• _What you have to do_
Search the entries below for "icon", and copy each line where it appears.

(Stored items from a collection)
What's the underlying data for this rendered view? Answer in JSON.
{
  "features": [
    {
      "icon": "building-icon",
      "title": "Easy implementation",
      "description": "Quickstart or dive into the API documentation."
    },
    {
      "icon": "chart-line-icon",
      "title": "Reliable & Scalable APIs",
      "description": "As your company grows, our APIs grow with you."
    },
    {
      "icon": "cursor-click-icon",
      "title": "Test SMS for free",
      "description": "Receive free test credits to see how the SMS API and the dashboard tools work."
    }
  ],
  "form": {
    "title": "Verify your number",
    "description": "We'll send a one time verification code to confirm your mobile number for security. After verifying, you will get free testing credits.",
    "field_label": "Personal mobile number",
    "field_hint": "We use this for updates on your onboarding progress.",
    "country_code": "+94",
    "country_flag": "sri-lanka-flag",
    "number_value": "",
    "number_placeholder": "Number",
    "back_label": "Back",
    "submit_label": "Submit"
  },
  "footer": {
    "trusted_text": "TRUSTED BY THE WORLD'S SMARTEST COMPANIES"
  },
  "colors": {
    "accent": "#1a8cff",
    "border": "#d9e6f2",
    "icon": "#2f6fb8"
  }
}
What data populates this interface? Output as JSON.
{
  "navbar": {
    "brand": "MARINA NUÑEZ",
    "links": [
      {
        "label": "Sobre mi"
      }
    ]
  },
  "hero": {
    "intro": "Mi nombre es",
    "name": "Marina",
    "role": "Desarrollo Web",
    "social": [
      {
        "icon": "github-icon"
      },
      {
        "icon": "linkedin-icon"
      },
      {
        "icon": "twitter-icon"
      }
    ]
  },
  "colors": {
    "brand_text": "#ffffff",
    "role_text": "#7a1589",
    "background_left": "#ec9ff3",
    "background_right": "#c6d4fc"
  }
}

• _Written response_
      "icon": "building-icon",
      "icon": "chart-line-icon",
      "icon": "cursor-click-icon",
    "icon": "#2f6fb8"
        "icon": "github-icon"
        "icon": "linkedin-icon"
        "icon": "twitter-icon"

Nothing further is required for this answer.